Indeed, some of my earliest memories involve cigarettes.
I recall being in a bunk bed, aged maybe eight or nine, in a B&B at Rhyl.
I could hear my younger brother snoring away in the bottom bunk.
After a day flitting between the beach and our hired chalet, we’d just walked home along the front and shared a cone of chips.
It was the end of a top day for a lad from Sneyd Green.
In the darkness, before I drifted off to sleep, I would watch the tiny pin pricks of red light – emanating from my dad’s fags – flare as he inhaled and then fade away.
When the tiny light died I knew it was time to go to sleep.
Mum tells me she used to smoke too but stopped when she fell pregnant with me.
Just like that. No help. No patches. No counselling. She just quit.
My brother Matthew started smoking when he was at school.
As an asthmatic whose smoker grandad died after being diagnosed with cancer I was, of course, appalled.
I immediately seized the moral high ground – constantly warning him of the dangers and nagging him to within an inch of his life to stop the filthy habit.
Not that it made a scrap of difference. He’s still smoking now.
You see, I’ve learned the hard way that emotional blackmail against smokers simply doesn’t work.
They either want to stop or, more often than not, they don’t.
Take my friend Martin, for example.
He’s tried to give up smoking more times than I’ve tried dieting – which is a lot.
You can always tell when he’s trying to give up because, by his own admission, he’s a miserable, short-tempered git who also just happens to eat for Scotland.
Martin’s actually quit half a dozen times – sometimes for several months.
Then, inexplicably, he’ll ‘fall off the wagon’ – as he puts it – because he will be out for a drink or it’s a special occasion or because he’s stressed about work.
Or because it is a day of the week ending in the letter ‘y’.
I used to nag him too.
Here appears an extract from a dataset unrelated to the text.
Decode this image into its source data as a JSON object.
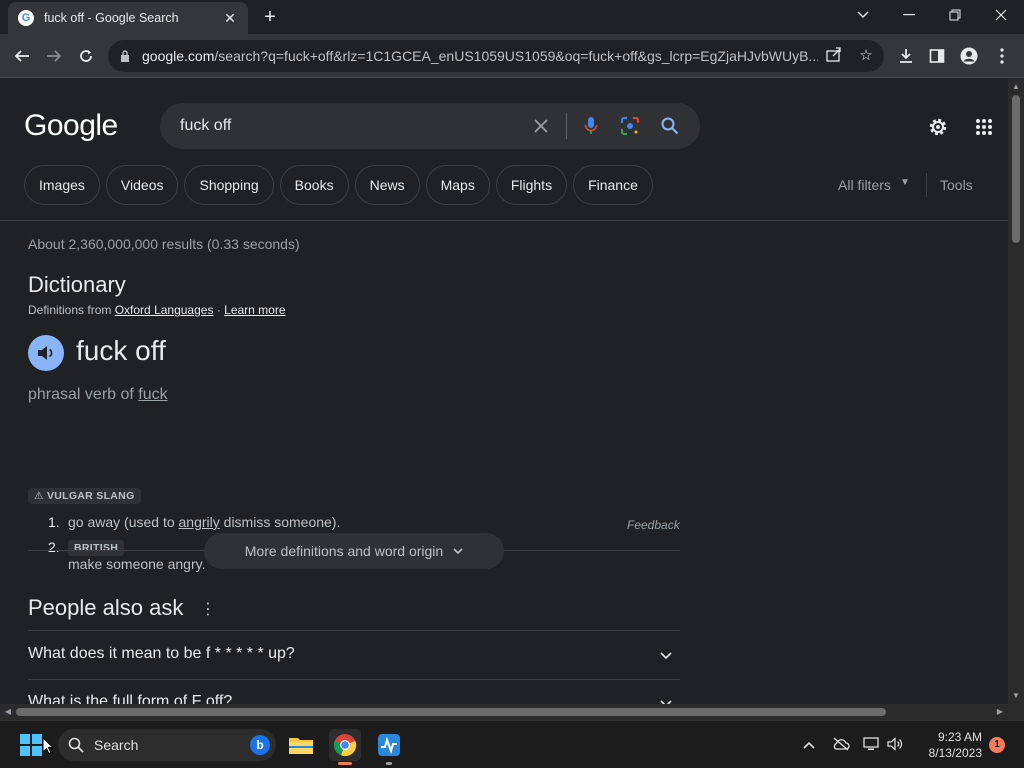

Now I just shrug my shoulders and wish him all the best for his next attempt.
Another thing I’ve learned is that smokers, nowadays, know damn well what the dangers are.
They know how expensive it is and how much money they could be saving.
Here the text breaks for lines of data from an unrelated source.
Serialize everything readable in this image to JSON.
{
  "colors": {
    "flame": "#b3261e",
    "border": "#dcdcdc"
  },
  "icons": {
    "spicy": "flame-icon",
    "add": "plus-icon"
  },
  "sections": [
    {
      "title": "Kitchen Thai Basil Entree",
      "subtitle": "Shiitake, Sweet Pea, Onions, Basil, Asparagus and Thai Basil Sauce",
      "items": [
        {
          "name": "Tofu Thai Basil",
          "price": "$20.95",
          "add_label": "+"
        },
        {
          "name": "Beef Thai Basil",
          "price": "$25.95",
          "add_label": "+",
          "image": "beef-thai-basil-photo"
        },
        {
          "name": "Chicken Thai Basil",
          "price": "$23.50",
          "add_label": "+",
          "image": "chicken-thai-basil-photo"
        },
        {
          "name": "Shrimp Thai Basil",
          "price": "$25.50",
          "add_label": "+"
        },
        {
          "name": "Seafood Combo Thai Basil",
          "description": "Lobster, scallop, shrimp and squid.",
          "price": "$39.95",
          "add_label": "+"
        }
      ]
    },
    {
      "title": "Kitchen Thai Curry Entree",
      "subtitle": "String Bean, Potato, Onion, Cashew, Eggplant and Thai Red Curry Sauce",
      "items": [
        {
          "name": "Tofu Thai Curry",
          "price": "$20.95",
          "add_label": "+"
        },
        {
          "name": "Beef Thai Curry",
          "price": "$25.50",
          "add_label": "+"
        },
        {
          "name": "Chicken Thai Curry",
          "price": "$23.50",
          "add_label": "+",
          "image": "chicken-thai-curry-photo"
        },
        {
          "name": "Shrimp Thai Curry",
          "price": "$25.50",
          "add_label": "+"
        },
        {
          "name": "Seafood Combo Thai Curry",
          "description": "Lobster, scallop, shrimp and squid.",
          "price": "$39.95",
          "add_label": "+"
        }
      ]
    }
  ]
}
They also know it makes their fingers turn brown and it makes them smell.
The trouble is that whatever they get from smoking outweighs the well-documented disadvantages and thus they simply can’t break the habit.
It is their right, after all – as my former Sentinel columnist colleague Peter Bossley would argue.
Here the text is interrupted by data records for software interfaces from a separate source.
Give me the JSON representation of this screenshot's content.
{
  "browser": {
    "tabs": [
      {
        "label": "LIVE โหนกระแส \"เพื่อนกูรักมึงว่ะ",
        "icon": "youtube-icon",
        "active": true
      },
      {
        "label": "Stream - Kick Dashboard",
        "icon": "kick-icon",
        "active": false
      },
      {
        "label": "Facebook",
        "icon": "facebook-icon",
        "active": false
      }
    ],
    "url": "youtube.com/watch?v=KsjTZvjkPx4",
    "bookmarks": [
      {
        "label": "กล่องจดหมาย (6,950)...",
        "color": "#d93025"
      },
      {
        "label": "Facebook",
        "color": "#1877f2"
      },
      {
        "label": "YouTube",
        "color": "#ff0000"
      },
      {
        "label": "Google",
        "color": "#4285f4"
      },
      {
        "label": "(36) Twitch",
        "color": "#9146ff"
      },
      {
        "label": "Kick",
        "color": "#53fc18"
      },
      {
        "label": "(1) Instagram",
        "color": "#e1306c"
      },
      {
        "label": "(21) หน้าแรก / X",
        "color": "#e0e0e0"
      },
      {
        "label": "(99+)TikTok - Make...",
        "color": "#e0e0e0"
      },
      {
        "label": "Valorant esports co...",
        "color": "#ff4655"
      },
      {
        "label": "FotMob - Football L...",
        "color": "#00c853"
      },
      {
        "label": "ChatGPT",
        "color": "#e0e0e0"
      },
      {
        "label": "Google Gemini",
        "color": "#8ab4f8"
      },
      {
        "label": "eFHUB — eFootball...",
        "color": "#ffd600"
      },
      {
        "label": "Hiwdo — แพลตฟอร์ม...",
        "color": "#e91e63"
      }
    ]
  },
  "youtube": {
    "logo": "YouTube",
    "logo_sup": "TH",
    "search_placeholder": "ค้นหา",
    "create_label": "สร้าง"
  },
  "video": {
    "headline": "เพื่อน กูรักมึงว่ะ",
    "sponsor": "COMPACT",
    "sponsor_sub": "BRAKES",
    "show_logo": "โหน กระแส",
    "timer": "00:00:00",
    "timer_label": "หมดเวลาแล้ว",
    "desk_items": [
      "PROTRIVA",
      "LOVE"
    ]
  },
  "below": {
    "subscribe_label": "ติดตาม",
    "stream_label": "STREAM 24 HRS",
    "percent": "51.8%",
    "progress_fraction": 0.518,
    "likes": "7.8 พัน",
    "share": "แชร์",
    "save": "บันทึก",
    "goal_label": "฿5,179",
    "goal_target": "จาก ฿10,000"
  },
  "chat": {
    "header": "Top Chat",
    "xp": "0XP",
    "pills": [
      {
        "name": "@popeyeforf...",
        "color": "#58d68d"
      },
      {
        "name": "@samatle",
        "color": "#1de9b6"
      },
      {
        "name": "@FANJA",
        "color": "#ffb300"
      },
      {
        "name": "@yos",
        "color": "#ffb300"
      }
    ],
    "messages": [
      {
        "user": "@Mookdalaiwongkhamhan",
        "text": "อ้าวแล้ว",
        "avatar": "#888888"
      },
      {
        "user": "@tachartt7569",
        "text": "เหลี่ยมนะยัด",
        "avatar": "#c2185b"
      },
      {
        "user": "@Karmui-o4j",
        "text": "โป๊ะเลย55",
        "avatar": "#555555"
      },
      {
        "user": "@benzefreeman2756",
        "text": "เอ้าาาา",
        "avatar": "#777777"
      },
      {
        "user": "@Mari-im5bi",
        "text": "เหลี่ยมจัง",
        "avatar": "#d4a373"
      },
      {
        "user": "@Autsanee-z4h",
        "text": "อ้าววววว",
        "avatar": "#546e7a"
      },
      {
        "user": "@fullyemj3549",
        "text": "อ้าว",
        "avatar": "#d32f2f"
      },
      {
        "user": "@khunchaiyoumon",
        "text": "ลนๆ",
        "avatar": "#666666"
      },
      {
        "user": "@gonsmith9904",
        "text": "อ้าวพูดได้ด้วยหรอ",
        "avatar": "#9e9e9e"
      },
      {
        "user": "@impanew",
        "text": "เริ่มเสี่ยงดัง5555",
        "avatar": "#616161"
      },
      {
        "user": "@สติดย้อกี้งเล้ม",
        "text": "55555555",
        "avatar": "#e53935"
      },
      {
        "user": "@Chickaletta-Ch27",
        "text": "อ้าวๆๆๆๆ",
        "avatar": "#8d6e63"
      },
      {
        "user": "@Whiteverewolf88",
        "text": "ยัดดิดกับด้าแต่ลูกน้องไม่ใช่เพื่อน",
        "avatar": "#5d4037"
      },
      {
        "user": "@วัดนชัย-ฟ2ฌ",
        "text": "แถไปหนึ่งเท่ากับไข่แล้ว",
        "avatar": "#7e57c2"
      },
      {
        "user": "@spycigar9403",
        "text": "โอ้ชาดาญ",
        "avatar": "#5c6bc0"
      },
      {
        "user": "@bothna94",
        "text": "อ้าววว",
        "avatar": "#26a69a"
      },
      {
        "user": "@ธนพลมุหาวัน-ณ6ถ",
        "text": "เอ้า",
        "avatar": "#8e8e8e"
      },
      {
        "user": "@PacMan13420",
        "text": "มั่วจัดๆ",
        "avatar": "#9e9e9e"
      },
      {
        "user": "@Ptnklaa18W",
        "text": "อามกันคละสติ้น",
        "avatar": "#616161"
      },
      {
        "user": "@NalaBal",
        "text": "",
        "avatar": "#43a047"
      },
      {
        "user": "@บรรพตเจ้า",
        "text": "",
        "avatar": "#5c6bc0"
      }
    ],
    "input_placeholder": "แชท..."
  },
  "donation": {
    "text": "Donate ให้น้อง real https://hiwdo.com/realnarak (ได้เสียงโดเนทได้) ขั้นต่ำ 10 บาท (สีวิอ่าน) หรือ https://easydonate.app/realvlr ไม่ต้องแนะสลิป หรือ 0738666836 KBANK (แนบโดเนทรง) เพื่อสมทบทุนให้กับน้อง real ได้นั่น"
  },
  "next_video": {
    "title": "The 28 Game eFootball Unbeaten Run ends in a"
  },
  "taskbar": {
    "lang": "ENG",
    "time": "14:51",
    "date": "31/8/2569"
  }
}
Then again, Pete was very right-on in his views and balked against any infringement of civil liberties – from either the ‘Nanny State’ or M Tideswell Esquire.
For many people, he used to say, smoking was one of life’s few pleasures.
They should get out more, I would reply.
The fact that 500 people a year from Stoke-on-Trent die of smoking-related illnesses wouldn’t have swayed Peter.
The shameful statistic that around 54,000 adults – about one in three over-18s in the Potteries – are smokers wouldn’t have mattered either.
That’s because, to some people, having the right to smoke is more important than any consequences.
Not to me, it isn’t.
As someone who has never even had a drag, I’d have done a cartwheel, if I could have, when the ban on smoking in public places became law.
What’s more, I really hope the current campaign to encourage people in the city to give up is a roaring success.
On Saturday my dad was 64. He’s a fortnight away from retirement and, hopefully, plenty of golf and time with his grandchildren.
More importantly, after smoking for almost half a century, he’s just quit – with a bit of willpower and the help of some NHS tablets.
I don’t care why he’s given up. I’m just glad that he has.
As far as I’m concerned, that’s one down and two to go.